## PROBLEM DETAILS
Your copy should match the entries below exactly, apart from the images.

(Beginning of DATA FOR PROCESSING)

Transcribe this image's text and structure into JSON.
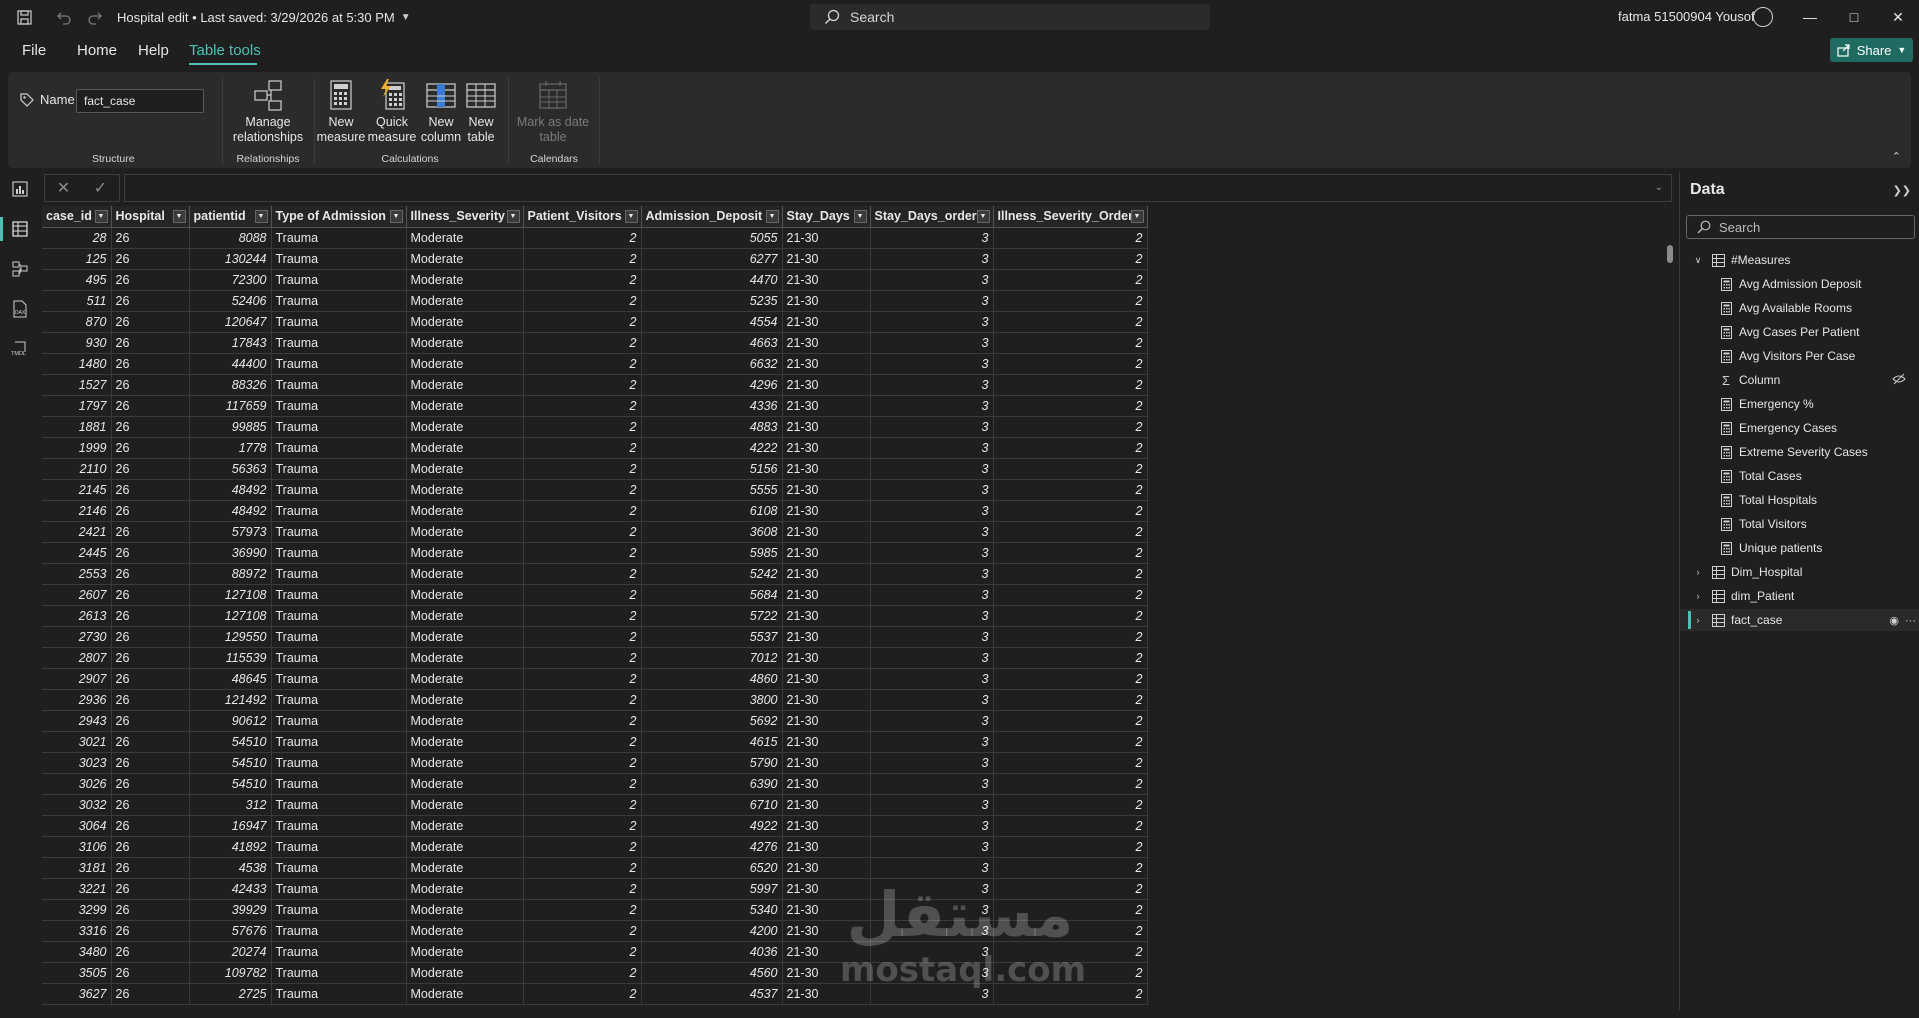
{
  "titlebar": {
    "doc_title": "Hospital edit",
    "saved_status": "Last saved: 3/29/2026 at 5:30 PM",
    "search_placeholder": "Search",
    "user_name": "fatma 51500904 Yousof"
  },
  "menu": {
    "file": "File",
    "home": "Home",
    "help": "Help",
    "table_tools": "Table tools",
    "share": "Share"
  },
  "ribbon": {
    "name_label": "Name",
    "name_value": "fact_case",
    "structure_label": "Structure",
    "relationships": {
      "button": [
        "Manage",
        "relationships"
      ],
      "label": "Relationships"
    },
    "calculations": {
      "label": "Calculations",
      "new_measure": [
        "New",
        "measure"
      ],
      "quick_measure": [
        "Quick",
        "measure"
      ],
      "new_column": [
        "New",
        "column"
      ],
      "new_table": [
        "New",
        "table"
      ]
    },
    "calendars": {
      "button": [
        "Mark as date",
        "table"
      ],
      "label": "Calendars"
    }
  },
  "table": {
    "columns": [
      "case_id",
      "Hospital",
      "patientid",
      "Type of Admission",
      "Illness_Severity",
      "Patient_Visitors",
      "Admission_Deposit",
      "Stay_Days",
      "Stay_Days_order",
      "Illness_Severity_Order"
    ],
    "rows": [
      [
        "28",
        "26",
        "8088",
        "Trauma",
        "Moderate",
        "2",
        "5055",
        "21-30",
        "3",
        "2"
      ],
      [
        "125",
        "26",
        "130244",
        "Trauma",
        "Moderate",
        "2",
        "6277",
        "21-30",
        "3",
        "2"
      ],
      [
        "495",
        "26",
        "72300",
        "Trauma",
        "Moderate",
        "2",
        "4470",
        "21-30",
        "3",
        "2"
      ],
      [
        "511",
        "26",
        "52406",
        "Trauma",
        "Moderate",
        "2",
        "5235",
        "21-30",
        "3",
        "2"
      ],
      [
        "870",
        "26",
        "120647",
        "Trauma",
        "Moderate",
        "2",
        "4554",
        "21-30",
        "3",
        "2"
      ],
      [
        "930",
        "26",
        "17843",
        "Trauma",
        "Moderate",
        "2",
        "4663",
        "21-30",
        "3",
        "2"
      ],
      [
        "1480",
        "26",
        "44400",
        "Trauma",
        "Moderate",
        "2",
        "6632",
        "21-30",
        "3",
        "2"
      ],
      [
        "1527",
        "26",
        "88326",
        "Trauma",
        "Moderate",
        "2",
        "4296",
        "21-30",
        "3",
        "2"
      ],
      [
        "1797",
        "26",
        "117659",
        "Trauma",
        "Moderate",
        "2",
        "4336",
        "21-30",
        "3",
        "2"
      ],
      [
        "1881",
        "26",
        "99885",
        "Trauma",
        "Moderate",
        "2",
        "4883",
        "21-30",
        "3",
        "2"
      ],
      [
        "1999",
        "26",
        "1778",
        "Trauma",
        "Moderate",
        "2",
        "4222",
        "21-30",
        "3",
        "2"
      ],
      [
        "2110",
        "26",
        "56363",
        "Trauma",
        "Moderate",
        "2",
        "5156",
        "21-30",
        "3",
        "2"
      ],
      [
        "2145",
        "26",
        "48492",
        "Trauma",
        "Moderate",
        "2",
        "5555",
        "21-30",
        "3",
        "2"
      ],
      [
        "2146",
        "26",
        "48492",
        "Trauma",
        "Moderate",
        "2",
        "6108",
        "21-30",
        "3",
        "2"
      ],
      [
        "2421",
        "26",
        "57973",
        "Trauma",
        "Moderate",
        "2",
        "3608",
        "21-30",
        "3",
        "2"
      ],
      [
        "2445",
        "26",
        "36990",
        "Trauma",
        "Moderate",
        "2",
        "5985",
        "21-30",
        "3",
        "2"
      ],
      [
        "2553",
        "26",
        "88972",
        "Trauma",
        "Moderate",
        "2",
        "5242",
        "21-30",
        "3",
        "2"
      ],
      [
        "2607",
        "26",
        "127108",
        "Trauma",
        "Moderate",
        "2",
        "5684",
        "21-30",
        "3",
        "2"
      ],
      [
        "2613",
        "26",
        "127108",
        "Trauma",
        "Moderate",
        "2",
        "5722",
        "21-30",
        "3",
        "2"
      ],
      [
        "2730",
        "26",
        "129550",
        "Trauma",
        "Moderate",
        "2",
        "5537",
        "21-30",
        "3",
        "2"
      ],
      [
        "2807",
        "26",
        "115539",
        "Trauma",
        "Moderate",
        "2",
        "7012",
        "21-30",
        "3",
        "2"
      ],
      [
        "2907",
        "26",
        "48645",
        "Trauma",
        "Moderate",
        "2",
        "4860",
        "21-30",
        "3",
        "2"
      ],
      [
        "2936",
        "26",
        "121492",
        "Trauma",
        "Moderate",
        "2",
        "3800",
        "21-30",
        "3",
        "2"
      ],
      [
        "2943",
        "26",
        "90612",
        "Trauma",
        "Moderate",
        "2",
        "5692",
        "21-30",
        "3",
        "2"
      ],
      [
        "3021",
        "26",
        "54510",
        "Trauma",
        "Moderate",
        "2",
        "4615",
        "21-30",
        "3",
        "2"
      ],
      [
        "3023",
        "26",
        "54510",
        "Trauma",
        "Moderate",
        "2",
        "5790",
        "21-30",
        "3",
        "2"
      ],
      [
        "3026",
        "26",
        "54510",
        "Trauma",
        "Moderate",
        "2",
        "6390",
        "21-30",
        "3",
        "2"
      ],
      [
        "3032",
        "26",
        "312",
        "Trauma",
        "Moderate",
        "2",
        "6710",
        "21-30",
        "3",
        "2"
      ],
      [
        "3064",
        "26",
        "16947",
        "Trauma",
        "Moderate",
        "2",
        "4922",
        "21-30",
        "3",
        "2"
      ],
      [
        "3106",
        "26",
        "41892",
        "Trauma",
        "Moderate",
        "2",
        "4276",
        "21-30",
        "3",
        "2"
      ],
      [
        "3181",
        "26",
        "4538",
        "Trauma",
        "Moderate",
        "2",
        "6520",
        "21-30",
        "3",
        "2"
      ],
      [
        "3221",
        "26",
        "42433",
        "Trauma",
        "Moderate",
        "2",
        "5997",
        "21-30",
        "3",
        "2"
      ],
      [
        "3299",
        "26",
        "39929",
        "Trauma",
        "Moderate",
        "2",
        "5340",
        "21-30",
        "3",
        "2"
      ],
      [
        "3316",
        "26",
        "57676",
        "Trauma",
        "Moderate",
        "2",
        "4200",
        "21-30",
        "3",
        "2"
      ],
      [
        "3480",
        "26",
        "20274",
        "Trauma",
        "Moderate",
        "2",
        "4036",
        "21-30",
        "3",
        "2"
      ],
      [
        "3505",
        "26",
        "109782",
        "Trauma",
        "Moderate",
        "2",
        "4560",
        "21-30",
        "3",
        "2"
      ],
      [
        "3627",
        "26",
        "2725",
        "Trauma",
        "Moderate",
        "2",
        "4537",
        "21-30",
        "3",
        "2"
      ]
    ],
    "text_columns": [
      3,
      4,
      7
    ]
  },
  "data_pane": {
    "title": "Data",
    "search_placeholder": "Search",
    "measures_table": "#Measures",
    "measures": [
      "Avg Admission Deposit",
      "Avg Available Rooms",
      "Avg Cases Per Patient",
      "Avg Visitors Per Case",
      "Column",
      "Emergency %",
      "Emergency Cases",
      "Extreme Severity Cases",
      "Total Cases",
      "Total Hospitals",
      "Total Visitors",
      "Unique patients"
    ],
    "tables": [
      "Dim_Hospital",
      "dim_Patient",
      "fact_case"
    ]
  },
  "watermark": {
    "arabic": "مستقل",
    "latin": "mostaql.com"
  },
  "colors": {
    "accent": "#4cc2b5",
    "share_bg": "#1f6b62",
    "background": "#1f1f1f",
    "ribbon_bg": "#2b2b2b"
  }
}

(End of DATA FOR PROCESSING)

## TASK RESPONSE
Transcribe this image's text and structure into JSON.
{
  "titlebar": {
    "doc_title": "Hospital edit",
    "saved_status": "Last saved: 3/29/2026 at 5:30 PM",
    "search_placeholder": "Search",
    "user_name": "fatma 51500904 Yousof"
  },
  "menu": {
    "file": "File",
    "home": "Home",
    "help": "Help",
    "table_tools": "Table tools",
    "share": "Share"
  },
  "ribbon": {
    "name_label": "Name",
    "name_value": "fact_case",
    "structure_label": "Structure",
    "relationships": {
      "button": [
        "Manage",
        "relationships"
      ],
      "label": "Relationships"
    },
    "calculations": {
      "label": "Calculations",
      "new_measure": [
        "New",
        "measure"
      ],
      "quick_measure": [
        "Quick",
        "measure"
      ],
      "new_column": [
        "New",
        "column"
      ],
      "new_table": [
        "New",
        "table"
      ]
    },
    "calendars": {
      "button": [
        "Mark as date",
        "table"
      ],
      "label": "Calendars"
    }
  },
  "table": {
    "columns": [
      "case_id",
      "Hospital",
      "patientid",
      "Type of Admission",
      "Illness_Severity",
      "Patient_Visitors",
      "Admission_Deposit",
      "Stay_Days",
      "Stay_Days_order",
      "Illness_Severity_Order"
    ],
    "rows": [
      [
        "28",
        "26",
        "8088",
        "Trauma",
        "Moderate",
        "2",
        "5055",
        "21-30",
        "3",
        "2"
      ],
      [
        "125",
        "26",
        "130244",
        "Trauma",
        "Moderate",
        "2",
        "6277",
        "21-30",
        "3",
        "2"
      ],
      [
        "495",
        "26",
        "72300",
        "Trauma",
        "Moderate",
        "2",
        "4470",
        "21-30",
        "3",
        "2"
      ],
      [
        "511",
        "26",
        "52406",
        "Trauma",
        "Moderate",
        "2",
        "5235",
        "21-30",
        "3",
        "2"
      ],
      [
        "870",
        "26",
        "120647",
        "Trauma",
        "Moderate",
        "2",
        "4554",
        "21-30",
        "3",
        "2"
      ],
      [
        "930",
        "26",
        "17843",
        "Trauma",
        "Moderate",
        "2",
        "4663",
        "21-30",
        "3",
        "2"
      ],
      [
        "1480",
        "26",
        "44400",
        "Trauma",
        "Moderate",
        "2",
        "6632",
        "21-30",
        "3",
        "2"
      ],
      [
        "1527",
        "26",
        "88326",
        "Trauma",
        "Moderate",
        "2",
        "4296",
        "21-30",
        "3",
        "2"
      ],
      [
        "1797",
        "26",
        "117659",
        "Trauma",
        "Moderate",
        "2",
        "4336",
        "21-30",
        "3",
        "2"
      ],
      [
        "1881",
        "26",
        "99885",
        "Trauma",
        "Moderate",
        "2",
        "4883",
        "21-30",
        "3",
        "2"
      ],
      [
        "1999",
        "26",
        "1778",
        "Trauma",
        "Moderate",
        "2",
        "4222",
        "21-30",
        "3",
        "2"
      ],
      [
        "2110",
        "26",
        "56363",
        "Trauma",
        "Moderate",
        "2",
        "5156",
        "21-30",
        "3",
        "2"
      ],
      [
        "2145",
        "26",
        "48492",
        "Trauma",
        "Moderate",
        "2",
        "5555",
        "21-30",
        "3",
        "2"
      ],
      [
        "2146",
        "26",
        "48492",
        "Trauma",
        "Moderate",
        "2",
        "6108",
        "21-30",
        "3",
        "2"
      ],
      [
        "2421",
        "26",
        "57973",
        "Trauma",
        "Moderate",
        "2",
        "3608",
        "21-30",
        "3",
        "2"
      ],
      [
        "2445",
        "26",
        "36990",
        "Trauma",
        "Moderate",
        "2",
        "5985",
        "21-30",
        "3",
        "2"
      ],
      [
        "2553",
        "26",
        "88972",
        "Trauma",
        "Moderate",
        "2",
        "5242",
        "21-30",
        "3",
        "2"
      ],
      [
        "2607",
        "26",
        "127108",
        "Trauma",
        "Moderate",
        "2",
        "5684",
        "21-30",
        "3",
        "2"
      ],
      [
        "2613",
        "26",
        "127108",
        "Trauma",
        "Moderate",
        "2",
        "5722",
        "21-30",
        "3",
        "2"
      ],
      [
        "2730",
        "26",
        "129550",
        "Trauma",
        "Moderate",
        "2",
        "5537",
        "21-30",
        "3",
        "2"
      ],
      [
        "2807",
        "26",
        "115539",
        "Trauma",
        "Moderate",
        "2",
        "7012",
        "21-30",
        "3",
        "2"
      ],
      [
        "2907",
        "26",
        "48645",
        "Trauma",
        "Moderate",
        "2",
        "4860",
        "21-30",
        "3",
        "2"
      ],
      [
        "2936",
        "26",
        "121492",
        "Trauma",
        "Moderate",
        "2",
        "3800",
        "21-30",
        "3",
        "2"
      ],
      [
        "2943",
        "26",
        "90612",
        "Trauma",
        "Moderate",
        "2",
        "5692",
        "21-30",
        "3",
        "2"
      ],
      [
        "3021",
        "26",
        "54510",
        "Trauma",
        "Moderate",
        "2",
        "4615",
        "21-30",
        "3",
        "2"
      ],
      [
        "3023",
        "26",
        "54510",
        "Trauma",
        "Moderate",
        "2",
        "5790",
        "21-30",
        "3",
        "2"
      ],
      [
        "3026",
        "26",
        "54510",
        "Trauma",
        "Moderate",
        "2",
        "6390",
        "21-30",
        "3",
        "2"
      ],
      [
        "3032",
        "26",
        "312",
        "Trauma",
        "Moderate",
        "2",
        "6710",
        "21-30",
        "3",
        "2"
      ],
      [
        "3064",
        "26",
        "16947",
        "Trauma",
        "Moderate",
        "2",
        "4922",
        "21-30",
        "3",
        "2"
      ],
      [
        "3106",
        "26",
        "41892",
        "Trauma",
        "Moderate",
        "2",
        "4276",
        "21-30",
        "3",
        "2"
      ],
      [
        "3181",
        "26",
        "4538",
        "Trauma",
        "Moderate",
        "2",
        "6520",
        "21-30",
        "3",
        "2"
      ],
      [
        "3221",
        "26",
        "42433",
        "Trauma",
        "Moderate",
        "2",
        "5997",
        "21-30",
        "3",
        "2"
      ],
      [
        "3299",
        "26",
        "39929",
        "Trauma",
        "Moderate",
        "2",
        "5340",
        "21-30",
        "3",
        "2"
      ],
      [
        "3316",
        "26",
        "57676",
        "Trauma",
        "Moderate",
        "2",
        "4200",
        "21-30",
        "3",
        "2"
      ],
      [
        "3480",
        "26",
        "20274",
        "Trauma",
        "Moderate",
        "2",
        "4036",
        "21-30",
        "3",
        "2"
      ],
      [
        "3505",
        "26",
        "109782",
        "Trauma",
        "Moderate",
        "2",
        "4560",
        "21-30",
        "3",
        "2"
      ],
      [
        "3627",
        "26",
        "2725",
        "Trauma",
        "Moderate",
        "2",
        "4537",
        "21-30",
        "3",
        "2"
      ]
    ],
    "text_columns": [
      3,
      4,
      7
    ]
  },
  "data_pane": {
    "title": "Data",
    "search_placeholder": "Search",
    "measures_table": "#Measures",
    "measures": [
      "Avg Admission Deposit",
      "Avg Available Rooms",
      "Avg Cases Per Patient",
      "Avg Visitors Per Case",
      "Column",
      "Emergency %",
      "Emergency Cases",
      "Extreme Severity Cases",
      "Total Cases",
      "Total Hospitals",
      "Total Visitors",
      "Unique patients"
    ],
    "tables": [
      "Dim_Hospital",
      "dim_Patient",
      "fact_case"
    ]
  },
  "watermark": {
    "arabic": "مستقل",
    "latin": "mostaql.com"
  },
  "colors": {
    "accent": "#4cc2b5",
    "share_bg": "#1f6b62",
    "background": "#1f1f1f",
    "ribbon_bg": "#2b2b2b"
  }
}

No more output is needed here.